Video 3 - Data processing at the speed limit buffer
The Token Bucket algorithm can be applied to separate traffic flows. In this case, a speed limit buffer will be allocated for each flow (video 4).
In this example, two speed limit rules are implemented: for the traffic of vlan 161 - 3 data units per unit of time, for the traffic of vlan 162 - 2 data units. The buffer size for each traffic flow contains 4 time intervals, i.e. 12 data units for vlan's 161 traffic and 8 data units for vlan's 162 traffic. In total, 5 data units are allocated to the buffers in each time interval, then the allocated resources are distributed between the buffers. Since the size of the buffers is limited, the resources that exceed their size cannot be used.
Video 4 - Resource allocation for two speed limit buffers
Each buffer's resources can only be used for the traffic of the corresponding service (video 5). Thus, to handle vlan's 161 traffic, only the resources of the buffer for vlan's 161 traffic are used. Similarly, the other buffer's resources are used for vlan's 162 traffic.
Video 5 - Usage of the dedicated resources for data processing
There are ways to combine the resource buffers. For example, on the Infinet devices, the allocated resource buffers can be combined using classes (see below). If one resource buffer is filled with resources (video 6), its further incoming resources can be provided to another buffer.
In the example below, the buffer for vlan 162 is full of resources, allowing to fill in the vlan's 161 buffer with 5 data units of resources, instead of 3 (its own 3 data units plus the 2 data units of the other buffer). In this case, the vlan's 161 service throughput will increase. But when vlan's 162 traffic resource buffer will have free space, the resource allocation will return to the normal mode: for vlan's 161 buffer - 3 data units, for vlan's 162 buffer - 2 data units.
Video 6 - Redistribution of the allocated resources between various speed limit buffers
The throughput limitation principle described above is implemented in the Infinet devices in two ways:
The Infinet devices allow to configure hierarchical throughput allocation structures. Two object types are used to perform this: a logical channel and a class, which are connected by a child-parent relationship. The class has a throughput value assigned, which is distributed between the child logical channels, and the channel has a guaranteed and a maximum throughput value - CIR and MIR.
Let's look at the example of transmitting the traffic of two services associated with vlan id's 161 and 162, between Master and Slave (Figure 17a). The total traffic of the services should not exceed 9 Mbps.

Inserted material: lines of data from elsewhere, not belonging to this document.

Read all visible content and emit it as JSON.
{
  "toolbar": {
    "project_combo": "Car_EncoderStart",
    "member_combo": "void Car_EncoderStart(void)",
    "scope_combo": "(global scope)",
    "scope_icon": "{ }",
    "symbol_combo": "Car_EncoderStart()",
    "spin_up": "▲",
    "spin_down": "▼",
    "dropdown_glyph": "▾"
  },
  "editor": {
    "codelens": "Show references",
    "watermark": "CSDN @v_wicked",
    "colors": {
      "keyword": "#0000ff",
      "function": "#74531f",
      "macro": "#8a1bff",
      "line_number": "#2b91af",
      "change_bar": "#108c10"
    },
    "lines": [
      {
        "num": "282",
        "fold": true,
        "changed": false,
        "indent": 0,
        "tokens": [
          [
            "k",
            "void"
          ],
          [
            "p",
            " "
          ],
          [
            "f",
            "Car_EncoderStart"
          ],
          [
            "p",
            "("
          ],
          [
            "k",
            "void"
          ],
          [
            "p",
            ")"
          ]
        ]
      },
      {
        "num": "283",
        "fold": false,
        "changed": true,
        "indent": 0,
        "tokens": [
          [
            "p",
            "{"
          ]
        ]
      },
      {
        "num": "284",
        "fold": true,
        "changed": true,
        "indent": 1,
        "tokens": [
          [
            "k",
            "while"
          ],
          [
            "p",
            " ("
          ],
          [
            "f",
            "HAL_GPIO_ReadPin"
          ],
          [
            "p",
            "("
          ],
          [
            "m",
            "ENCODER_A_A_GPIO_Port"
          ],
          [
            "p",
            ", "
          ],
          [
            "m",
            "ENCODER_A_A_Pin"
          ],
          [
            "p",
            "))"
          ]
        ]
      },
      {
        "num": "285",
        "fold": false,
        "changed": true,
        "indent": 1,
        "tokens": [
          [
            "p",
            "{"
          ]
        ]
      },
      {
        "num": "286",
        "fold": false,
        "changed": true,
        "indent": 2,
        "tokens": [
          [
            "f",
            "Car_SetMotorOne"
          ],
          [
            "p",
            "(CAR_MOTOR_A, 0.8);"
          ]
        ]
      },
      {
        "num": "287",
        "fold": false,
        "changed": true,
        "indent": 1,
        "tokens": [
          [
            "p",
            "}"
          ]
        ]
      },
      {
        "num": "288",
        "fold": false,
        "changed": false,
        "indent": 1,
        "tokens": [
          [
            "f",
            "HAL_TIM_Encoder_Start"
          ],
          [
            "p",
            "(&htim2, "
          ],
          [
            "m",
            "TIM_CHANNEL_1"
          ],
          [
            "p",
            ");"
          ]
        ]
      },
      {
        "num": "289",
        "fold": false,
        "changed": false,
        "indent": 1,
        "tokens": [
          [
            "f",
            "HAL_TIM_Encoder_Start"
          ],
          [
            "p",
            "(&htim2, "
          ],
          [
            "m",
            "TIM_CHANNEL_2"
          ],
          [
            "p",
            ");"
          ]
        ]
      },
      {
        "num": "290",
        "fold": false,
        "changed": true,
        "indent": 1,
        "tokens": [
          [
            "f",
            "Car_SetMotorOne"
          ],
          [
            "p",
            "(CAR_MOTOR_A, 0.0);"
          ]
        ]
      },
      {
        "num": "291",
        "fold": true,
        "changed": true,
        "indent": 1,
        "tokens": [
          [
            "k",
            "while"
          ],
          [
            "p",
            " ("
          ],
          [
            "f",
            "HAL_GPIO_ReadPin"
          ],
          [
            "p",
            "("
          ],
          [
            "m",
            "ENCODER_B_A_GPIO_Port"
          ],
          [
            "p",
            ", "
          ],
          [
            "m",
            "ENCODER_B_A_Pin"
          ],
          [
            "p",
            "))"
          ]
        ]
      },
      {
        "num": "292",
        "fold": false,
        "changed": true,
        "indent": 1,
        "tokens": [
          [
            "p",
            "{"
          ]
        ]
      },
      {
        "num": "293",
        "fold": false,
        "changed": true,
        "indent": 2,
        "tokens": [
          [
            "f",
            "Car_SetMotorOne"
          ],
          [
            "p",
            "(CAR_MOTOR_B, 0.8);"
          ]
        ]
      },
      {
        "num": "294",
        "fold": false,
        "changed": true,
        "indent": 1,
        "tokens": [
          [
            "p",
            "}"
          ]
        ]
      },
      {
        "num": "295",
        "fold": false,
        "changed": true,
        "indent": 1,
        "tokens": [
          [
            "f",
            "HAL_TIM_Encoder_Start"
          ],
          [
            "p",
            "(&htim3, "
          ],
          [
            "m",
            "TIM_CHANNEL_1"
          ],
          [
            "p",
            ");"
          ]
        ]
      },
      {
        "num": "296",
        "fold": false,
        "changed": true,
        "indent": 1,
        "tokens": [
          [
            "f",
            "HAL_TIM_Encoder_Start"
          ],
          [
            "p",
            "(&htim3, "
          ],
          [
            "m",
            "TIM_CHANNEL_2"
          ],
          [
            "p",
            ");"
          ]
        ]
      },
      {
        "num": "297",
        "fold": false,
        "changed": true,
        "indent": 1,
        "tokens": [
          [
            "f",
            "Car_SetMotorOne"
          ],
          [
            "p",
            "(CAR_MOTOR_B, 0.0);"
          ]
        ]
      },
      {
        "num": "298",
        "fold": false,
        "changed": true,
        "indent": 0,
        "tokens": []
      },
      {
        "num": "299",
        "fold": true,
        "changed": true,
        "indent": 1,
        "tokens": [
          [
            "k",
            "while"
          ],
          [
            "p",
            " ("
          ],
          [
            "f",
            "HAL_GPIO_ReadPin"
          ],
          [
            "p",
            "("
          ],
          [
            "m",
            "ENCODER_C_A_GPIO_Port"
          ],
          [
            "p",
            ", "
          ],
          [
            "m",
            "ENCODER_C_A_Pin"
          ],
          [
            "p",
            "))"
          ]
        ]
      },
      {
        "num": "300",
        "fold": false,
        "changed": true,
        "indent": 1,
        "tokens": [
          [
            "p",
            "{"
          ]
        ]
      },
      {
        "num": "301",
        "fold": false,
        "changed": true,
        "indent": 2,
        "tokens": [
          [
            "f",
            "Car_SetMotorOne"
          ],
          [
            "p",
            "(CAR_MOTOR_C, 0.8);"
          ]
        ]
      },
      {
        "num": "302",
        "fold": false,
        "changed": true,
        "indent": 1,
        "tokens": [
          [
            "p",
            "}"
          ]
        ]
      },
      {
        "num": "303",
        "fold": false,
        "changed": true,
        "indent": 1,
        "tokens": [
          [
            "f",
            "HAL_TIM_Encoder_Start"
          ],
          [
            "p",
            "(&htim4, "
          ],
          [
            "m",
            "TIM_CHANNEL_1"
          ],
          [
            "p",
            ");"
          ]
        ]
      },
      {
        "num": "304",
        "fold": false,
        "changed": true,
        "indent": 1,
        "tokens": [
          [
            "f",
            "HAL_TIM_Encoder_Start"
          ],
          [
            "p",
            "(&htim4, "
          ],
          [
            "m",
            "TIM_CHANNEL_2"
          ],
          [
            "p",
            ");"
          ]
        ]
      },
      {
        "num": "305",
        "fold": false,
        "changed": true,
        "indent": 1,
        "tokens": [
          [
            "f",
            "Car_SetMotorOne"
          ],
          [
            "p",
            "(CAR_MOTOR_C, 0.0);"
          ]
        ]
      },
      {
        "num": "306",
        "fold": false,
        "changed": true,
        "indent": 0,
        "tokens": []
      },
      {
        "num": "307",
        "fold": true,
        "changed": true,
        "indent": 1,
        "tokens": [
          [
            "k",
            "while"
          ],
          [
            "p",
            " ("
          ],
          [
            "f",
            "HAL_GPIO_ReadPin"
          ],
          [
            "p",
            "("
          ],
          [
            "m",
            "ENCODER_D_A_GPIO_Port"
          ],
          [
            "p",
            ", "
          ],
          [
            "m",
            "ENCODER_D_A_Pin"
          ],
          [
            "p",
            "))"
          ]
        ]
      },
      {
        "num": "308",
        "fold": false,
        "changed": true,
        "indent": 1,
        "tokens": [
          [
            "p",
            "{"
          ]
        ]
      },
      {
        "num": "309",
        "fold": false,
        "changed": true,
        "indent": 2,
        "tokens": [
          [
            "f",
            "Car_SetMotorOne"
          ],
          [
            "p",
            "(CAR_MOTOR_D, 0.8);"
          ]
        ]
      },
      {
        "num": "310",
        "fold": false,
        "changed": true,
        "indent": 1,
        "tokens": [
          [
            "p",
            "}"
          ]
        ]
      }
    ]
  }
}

The Master's device configuration can be performed in the following way (Figure 17b):
Figure 17a - Throughput limitation for 2 traffic flows tagged with vlan-ids 161 and 162
Figure 17b - Hierarchical channel structure of the throughput limits for the traffic of vlans 161 and 162
The throughput limitation capabilities of all Infinet families of devices are shown in the table below:
Throughput limitation capabilities in Infinet devices
Use the following recommendations during the data throughput limitation configuration: